AB identified Rebecca Gibbons Waite Leavitt in her tree, confirming a link to the trees for the descendants of Lemuel Leavitt and Rebecca Leavitt formerly Waite nee Gibbons with whom we shared DNA. These descendants had apparently not yet researched Rebecca’s parents or origins.
In early November the General Register Office of the United Kingdom launched a new index of birth registrations. This revised index included mother’s maiden names. From this, AB discovered the record of Betsy Dawson’s birth in 1838. Bestsey was the youngest child of Thomas Dawson and Ann. The birth index showed the mother’s maiden name Gibbons. Bestsey appeared n the 1841 census with her parents Thomas and Ann and sibling Isaac (1831-1872). Isaac was Greg’s great great grandfather. There were two other siblings, Eliza and William. This gave us confidence that we had correctly identified the 1826 marriage of Thomas Dawson to Ann Gibbons as being the marriage of Isaac Dawson’s parents.
Thomas Dawson married Ann Gibbons at Horbling which is 5 miles from Aslackby, where AB’s Gibbons forebears lived.
We started to speculate. AB gave a surname to the wife of John Gibbons. She wrote:
I have added a surname to Frances (Atkin/s), wife of John Gibbons at the top of my tree. This is what is in many other people’s tree, and its true that the marriage dates seem to fit. HOWEVER – the reason why I am not sure is that the records for the parish of Aslackby for this time period have not yet been fully digitised, but are at the archives. I need to look at them anyway for my mum’s tree.
So having added the surname ATKINS it has thrown up some hints from other trees and in a couple there is a daughter ANN born 1801 Spalding, sister of my George and of Thomas – the ancestor of the LDS’s. I do feel that this would be about the right generational distance between our families.
I am not convinced about the accuracy of the online trees but it is worthy of further investigation.
The next day on the lincstothepast website AB found a baptism for Ann on 16 December 1801, daughter of John and Frances Gibbonds, at St Mary and St Nicholas Church, in Spalding, 15 miles from Horbling .
This was the only ( I think) church in Spalding at this time, as st Pauls was built by my Quinton ancestors ( as labourers) in mid / late 19thC. St Mary and St Nicholas was the church where John Gibbons and Frances Atkin were married.
The date seems to fit the age Ann Dawson when she died. In identifying a forebear I would not normally rely on such a slim connection but the DNA seems to be another piece of evidence, in particular the additional DNA matches to several descendants of Rebecca Gibbons.
In conclusion, DNA is really just additional evidence, to be reviewed with documents and indexes.
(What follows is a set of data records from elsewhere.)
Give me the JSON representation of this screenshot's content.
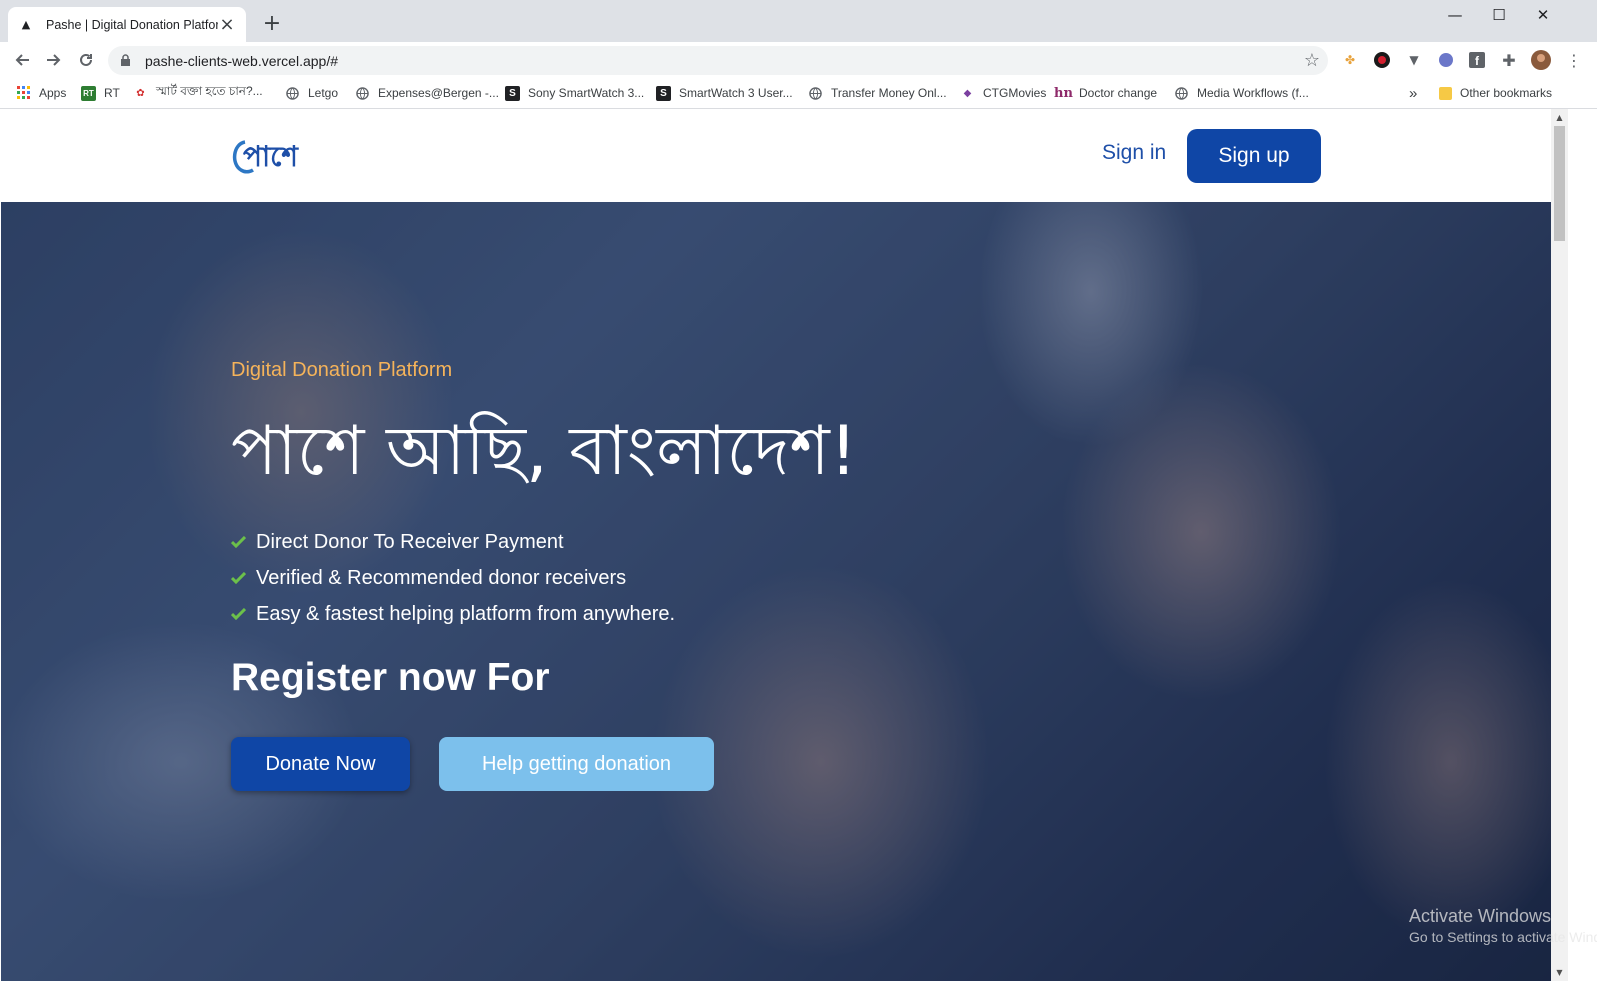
{
  "browser": {
    "tab_title": "Pashe | Digital Donation Platform",
    "new_tab_symbol": "+",
    "url": "pashe-clients-web.vercel.app/#",
    "window_controls": {
      "minimize": "—",
      "maximize": "☐",
      "close": "✕"
    }
  },
  "bookmarks": [
    {
      "label": "Apps",
      "icon": "apps-grid-icon"
    },
    {
      "label": "RT",
      "icon": "rt-icon"
    },
    {
      "label": "স্মার্ট বক্তা হতে চান?...",
      "icon": "bookmark-icon"
    },
    {
      "label": "Letgo",
      "icon": "globe-icon"
    },
    {
      "label": "Expenses@Bergen -...",
      "icon": "globe-icon"
    },
    {
      "label": "Sony SmartWatch 3...",
      "icon": "s-icon"
    },
    {
      "label": "SmartWatch 3 User...",
      "icon": "s-icon"
    },
    {
      "label": "Transfer Money Onl...",
      "icon": "globe-icon"
    },
    {
      "label": "CTGMovies",
      "icon": "ctg-icon"
    },
    {
      "label": "Doctor change",
      "icon": "hn-icon"
    },
    {
      "label": "Media Workflows (f...",
      "icon": "globe-icon"
    }
  ],
  "bookmarks_overflow": "»",
  "other_bookmarks": "Other bookmarks",
  "site": {
    "logo_text": "পাশে",
    "signin_label": "Sign in",
    "signup_label": "Sign up",
    "eyebrow": "Digital Donation Platform",
    "headline": "পাশে আছি, বাংলাদেশ!",
    "features": [
      "Direct Donor To Receiver Payment",
      "Verified & Recommended donor receivers",
      "Easy & fastest helping platform from anywhere."
    ],
    "register_heading": "Register now For",
    "donate_button": "Donate Now",
    "help_button": "Help getting donation"
  },
  "watermark": {
    "line1": "Activate Windows",
    "line2": "Go to Settings to activate Windows."
  },
  "colors": {
    "brand_blue": "#0f46a6",
    "link_blue": "#1e4fa8",
    "accent_orange": "#f5b35a",
    "light_blue": "#7cc0ec",
    "check_green": "#6cc04a"
  }
}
Given the DNA evidence I am reasonably confident we have identified the maiden name of Greg’s great grandmother Ann Dawson (1801-1842) and we now know who her parents were: John Gibbons (1780-1840) and Frances Atkins (1772-1856). This means that Greg and AB are 5th cousins, within the range predicted by AncestryDNA and GedMatch.
Places associated with research into Ann Dawson nee Gibbons (1801-1842) Map created using MapAList
|simplified tree, click to enlarge